Brillouin Light Scattering Study of Microscopic Structure and Dynamics in Pyrrolidinium Based Ionic Liquids
Pyrrolidinium based ionic liquids are known to be good ionic conductors even in solid-state around room temperature, which is attributed to the highly disordered plastic crystalline phase. Moreover, these ionic liquids are characterized by multiple phase transitions which include plastic, structural glass, and glassy crystal phases with varying levels of molecular disorder. Temperature-dependent Brillouin light scattering is used to investigate the phase transitions in a series of alkylmethylpyrrolidinium Bis(trifluoromethanesulfonyl) imides (P1nTFSI, n=1,2,4). Brillouin spectral features such as the number of acoustic modes, their shape, and linewidth provide the picture of different disordered phases resultant of dynamics at the microscopic scale.
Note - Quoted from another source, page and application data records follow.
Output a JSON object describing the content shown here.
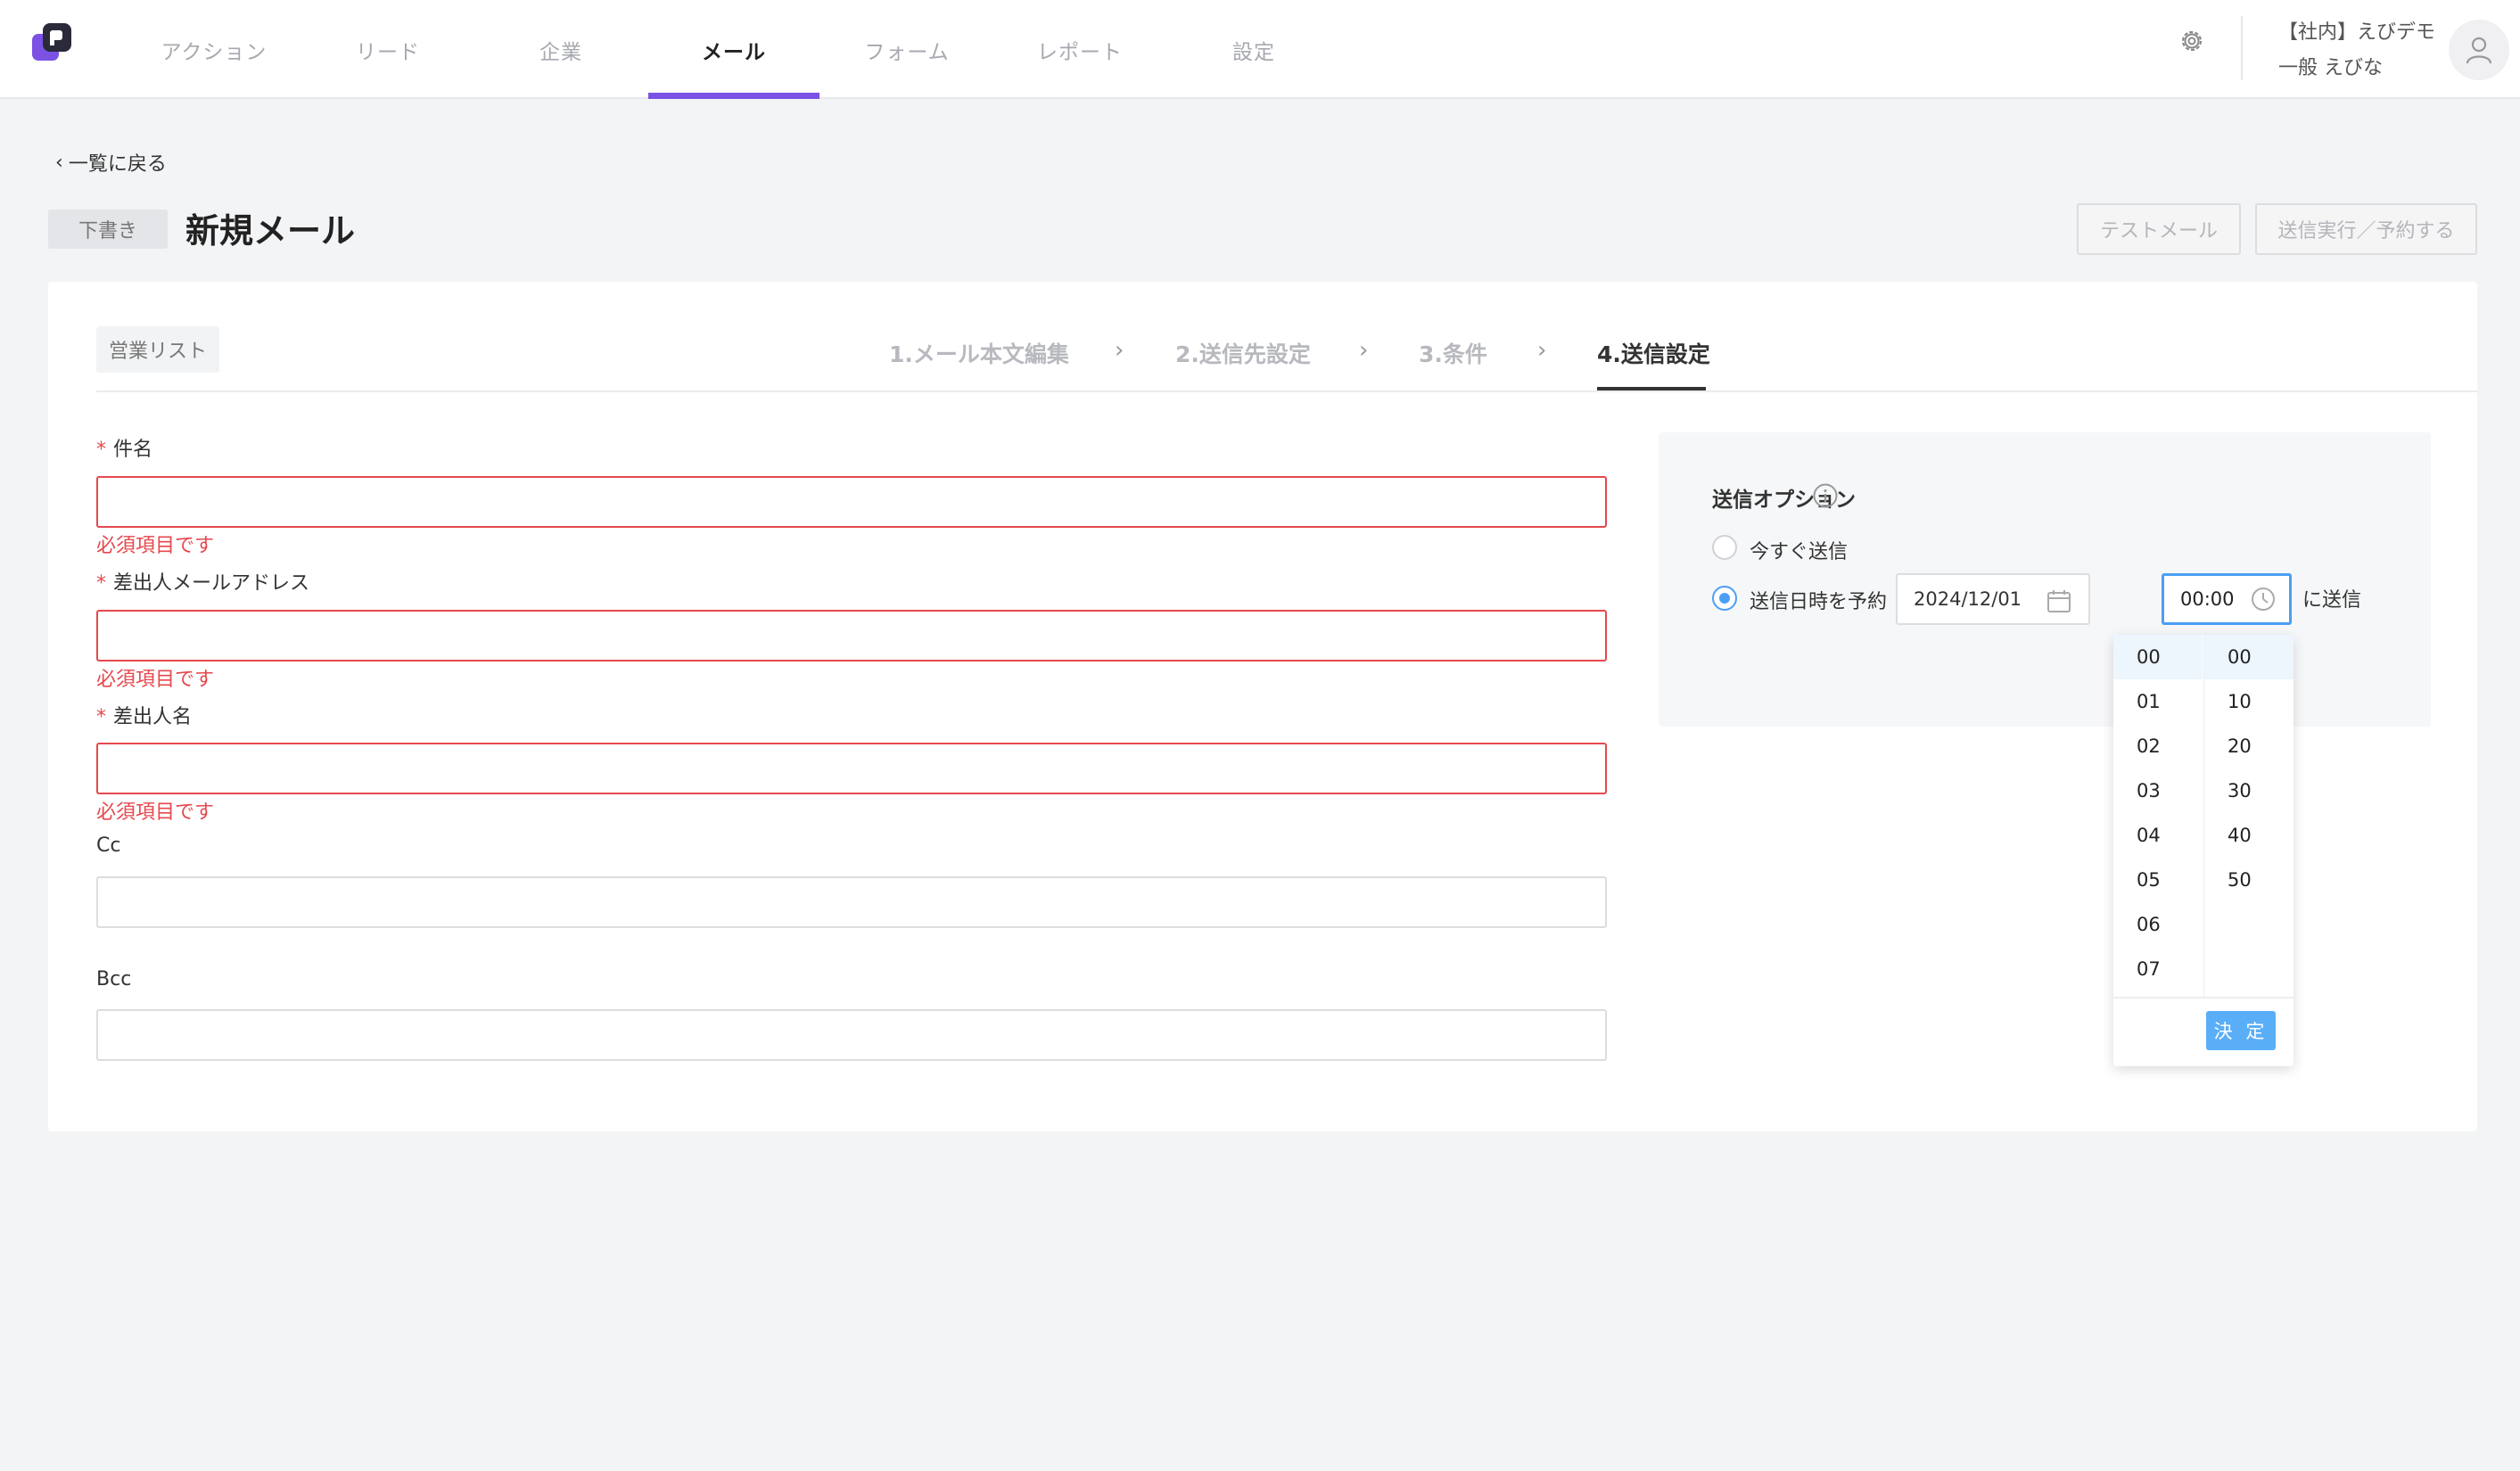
{
  "nav": {
    "tabs": [
      {
        "label": "アクション"
      },
      {
        "label": "リード"
      },
      {
        "label": "企業"
      },
      {
        "label": "メール"
      },
      {
        "label": "フォーム"
      },
      {
        "label": "レポート"
      },
      {
        "label": "設定"
      }
    ],
    "active_tab": "メール",
    "user_org": "【社内】えびデモ",
    "user_name": "一般 えびな"
  },
  "header": {
    "back_label": "一覧に戻る",
    "status_badge": "下書き",
    "title": "新規メール",
    "test_mail_label": "テストメール",
    "send_label": "送信実行／予約する"
  },
  "steps": {
    "list_tag": "営業リスト",
    "items": [
      {
        "label": "1.メール本文編集"
      },
      {
        "label": "2.送信先設定"
      },
      {
        "label": "3.条件"
      },
      {
        "label": "4.送信設定"
      }
    ],
    "active": "4.送信設定"
  },
  "form": {
    "subject": {
      "label": "件名",
      "value": "",
      "error": "必須項目です"
    },
    "from_email": {
      "label": "差出人メールアドレス",
      "value": "",
      "error": "必須項目です"
    },
    "from_name": {
      "label": "差出人名",
      "value": "",
      "error": "必須項目です"
    },
    "cc": {
      "label": "Cc",
      "value": ""
    },
    "bcc": {
      "label": "Bcc",
      "value": ""
    }
  },
  "send_options": {
    "title": "送信オプション",
    "now_label": "今すぐ送信",
    "schedule_label": "送信日時を予約",
    "selected": "schedule",
    "date": "2024/12/01",
    "time": "00:00",
    "suffix": "に送信"
  },
  "time_picker": {
    "hours": [
      "00",
      "01",
      "02",
      "03",
      "04",
      "05",
      "06",
      "07"
    ],
    "minutes": [
      "00",
      "10",
      "20",
      "30",
      "40",
      "50"
    ],
    "selected_hour": "00",
    "selected_minute": "00",
    "confirm_label": "決 定"
  },
  "colors": {
    "accent": "#7b52e4",
    "primary": "#4a9ff5",
    "error": "#e5484d"
  }
}
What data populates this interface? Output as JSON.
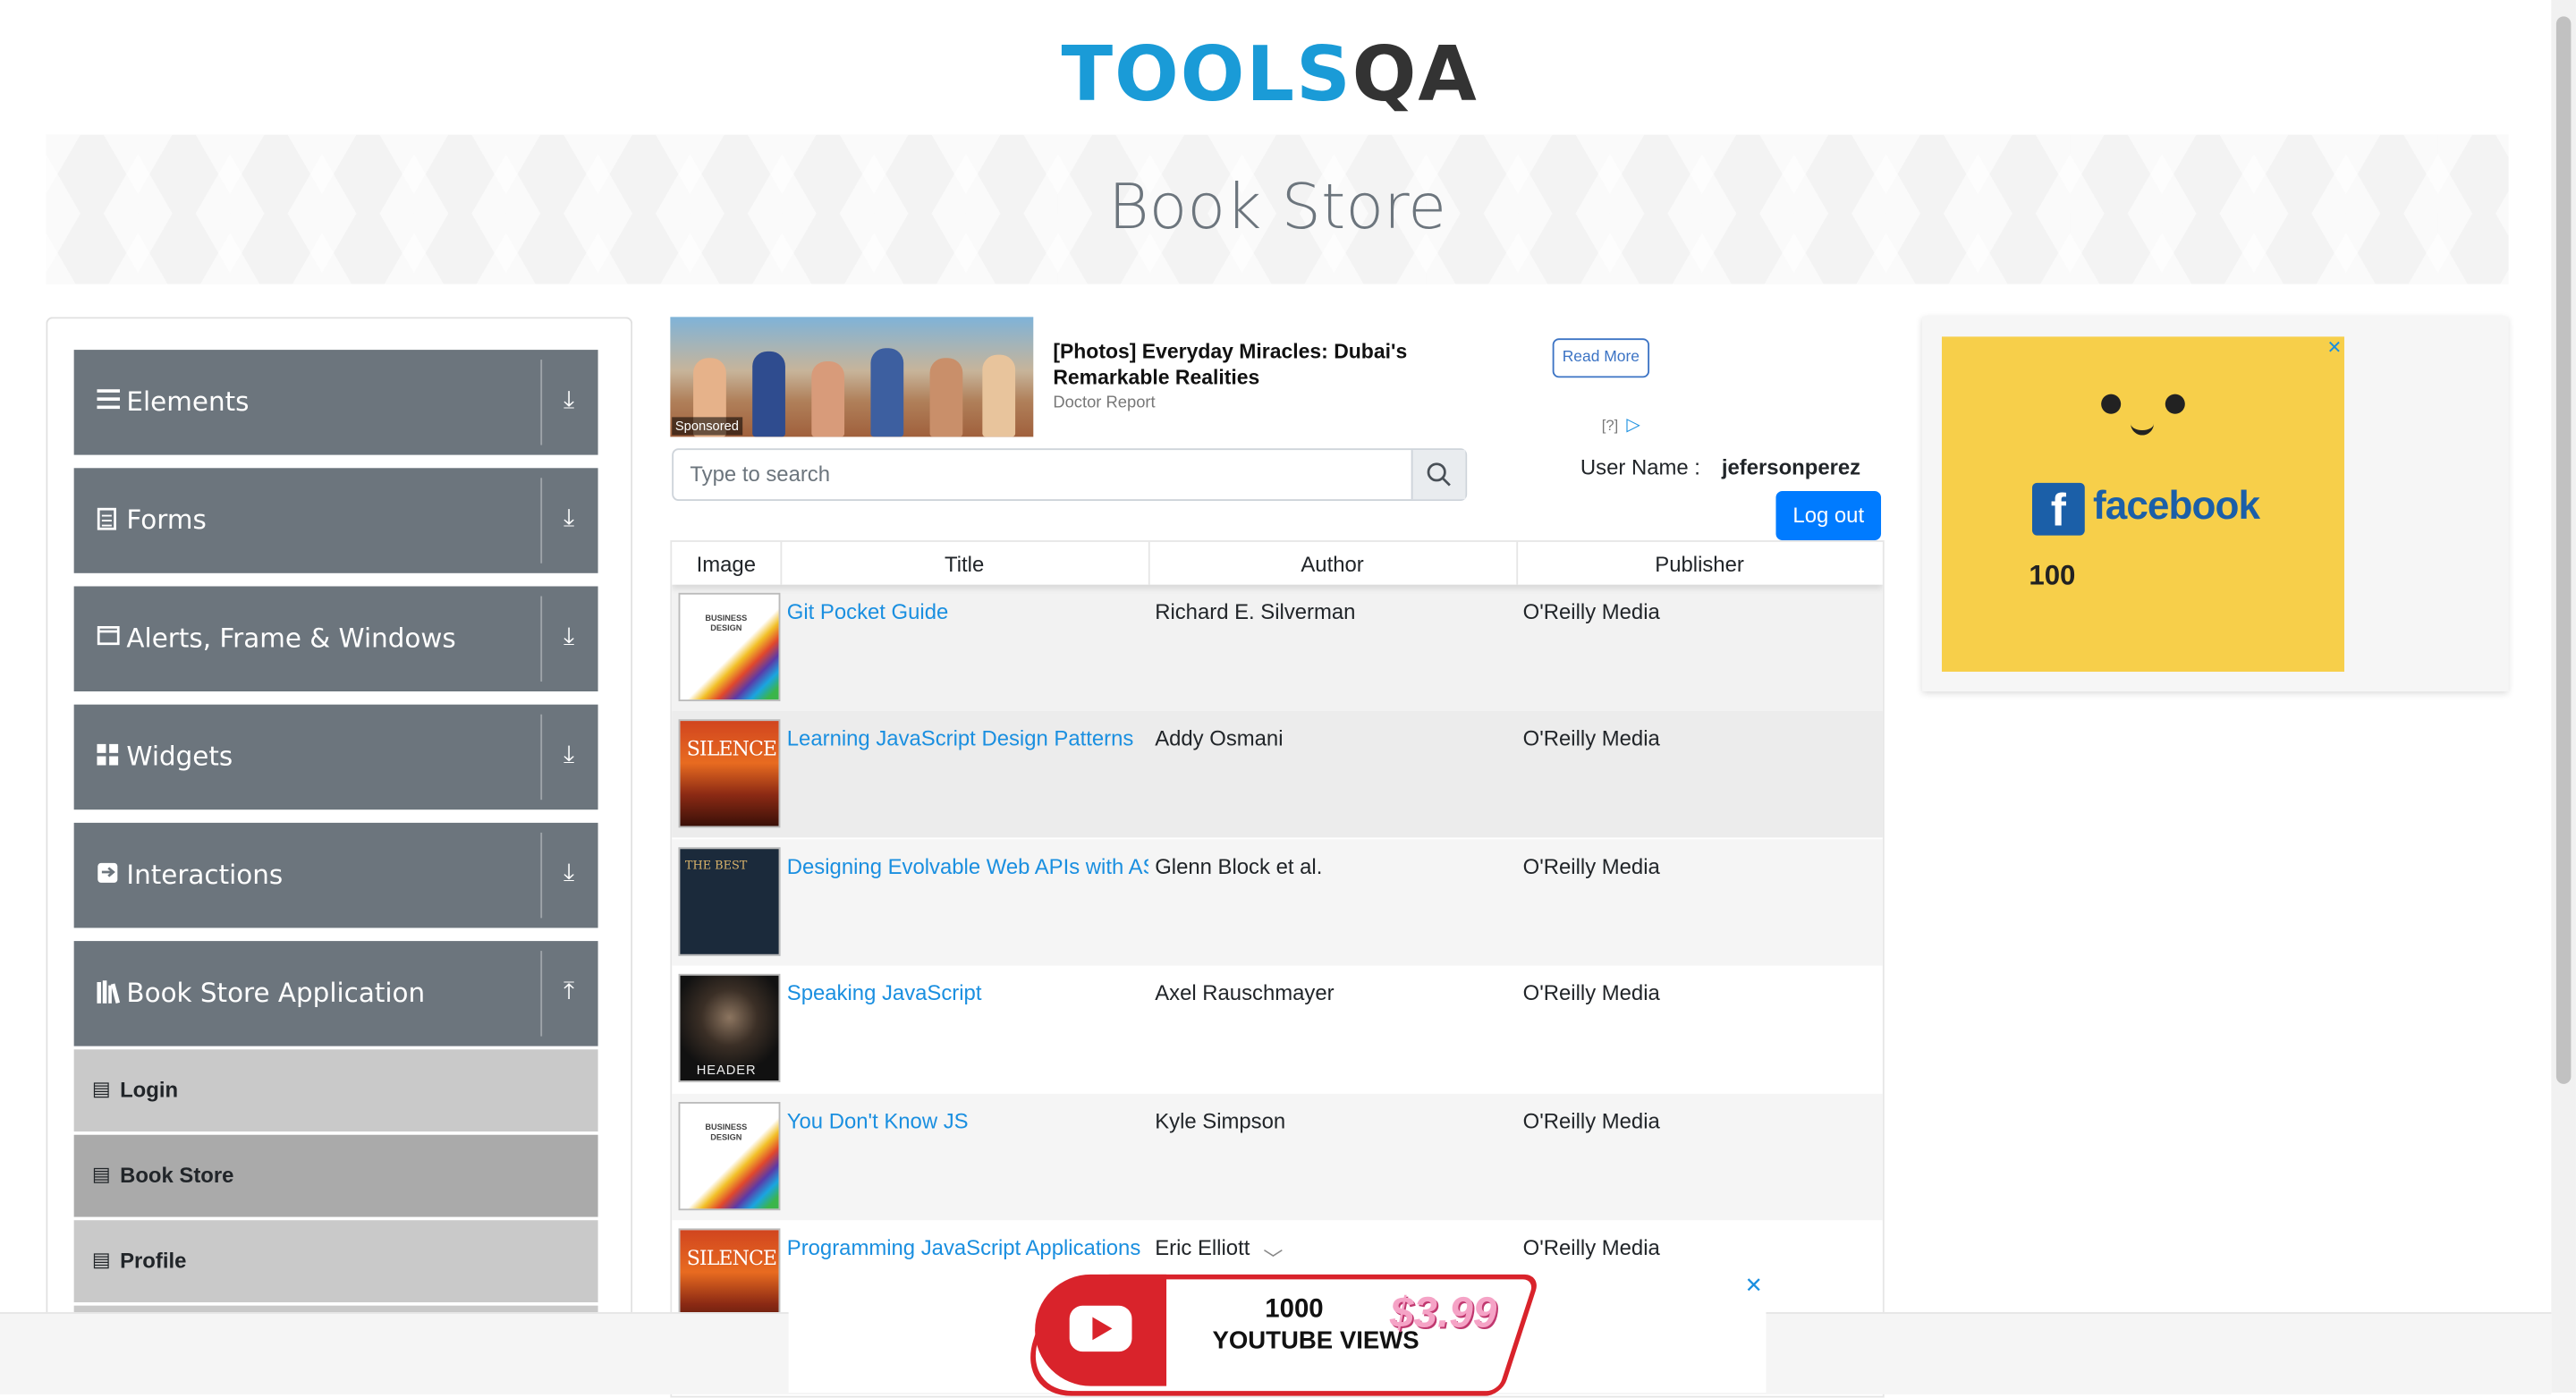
{
  "logo": {
    "part1": "TOOLS",
    "part2": "QA"
  },
  "banner": {
    "title": "Book Store"
  },
  "sidebar": {
    "groups": [
      {
        "label": "Elements",
        "icon": "hamburger-icon",
        "arrow": "download-icon"
      },
      {
        "label": "Forms",
        "icon": "document-icon",
        "arrow": "download-icon"
      },
      {
        "label": "Alerts, Frame & Windows",
        "icon": "window-icon",
        "arrow": "download-icon"
      },
      {
        "label": "Widgets",
        "icon": "grid-icon",
        "arrow": "download-icon"
      },
      {
        "label": "Interactions",
        "icon": "toggle-icon",
        "arrow": "download-icon"
      },
      {
        "label": "Book Store Application",
        "icon": "books-icon",
        "arrow": "upload-icon"
      }
    ],
    "subitems": [
      {
        "label": "Login"
      },
      {
        "label": "Book Store",
        "active": true
      },
      {
        "label": "Profile"
      }
    ]
  },
  "ad_top": {
    "sponsored": "Sponsored",
    "title": "[Photos] Everyday Miracles: Dubai's Remarkable Realities",
    "source": "Doctor Report",
    "button": "Read More",
    "info": "[?]"
  },
  "search": {
    "placeholder": "Type to search"
  },
  "user": {
    "label": "User Name :",
    "value": "jefersonperez",
    "logout": "Log out"
  },
  "table": {
    "headers": [
      "Image",
      "Title",
      "Author",
      "Publisher"
    ],
    "rows": [
      {
        "cover": "BUSINESS DESIGN",
        "title": "Git Pocket Guide",
        "author": "Richard E. Silverman",
        "publisher": "O'Reilly Media"
      },
      {
        "cover": "SILENCE",
        "title": "Learning JavaScript Design Patterns",
        "author": "Addy Osmani",
        "publisher": "O'Reilly Media"
      },
      {
        "cover": "THE BEST",
        "title": "Designing Evolvable Web APIs with ASP.NET",
        "author": "Glenn Block et al.",
        "publisher": "O'Reilly Media"
      },
      {
        "cover": "HEADER",
        "title": "Speaking JavaScript",
        "author": "Axel Rauschmayer",
        "publisher": "O'Reilly Media"
      },
      {
        "cover": "BUSINESS DESIGN",
        "title": "You Don't Know JS",
        "author": "Kyle Simpson",
        "publisher": "O'Reilly Media"
      },
      {
        "cover": "SILENCE",
        "title": "Programming JavaScript Applications",
        "author": "Eric Elliott",
        "publisher": "O'Reilly Media"
      }
    ]
  },
  "ad_right": {
    "brand": "facebook",
    "count": "100",
    "close": "✕"
  },
  "ad_bottom": {
    "line1": "1000",
    "line2": "YOUTUBE VIEWS",
    "price": "$3.99",
    "close": "✕"
  },
  "colors": {
    "accent": "#007bff",
    "sidebar": "#6c757d",
    "link": "#1a8fe0"
  }
}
The longitudinal and transverse acoustic velocities in different phases are determined from the corresponding acoustic mode frequencies (Brillouin shift). Extremely low acoustic velocities in the solid phase of P11TFSI and P12TFSI are a consequence of a high degree of disorder and plasticity present in the system. Anomalous temperature-dependent behavior of linewidth and asymmetric (Fano) line shape of acoustic modes observed in certain phases of P1nTFSI could be due to the strong coupling between the Brillouin central peak and the acoustic phonons. The present results establish that the Brillouin light scattering technique can be efficiently used to understand the complex phase behavior, microscopic structure, and dynamics of ionic liquids.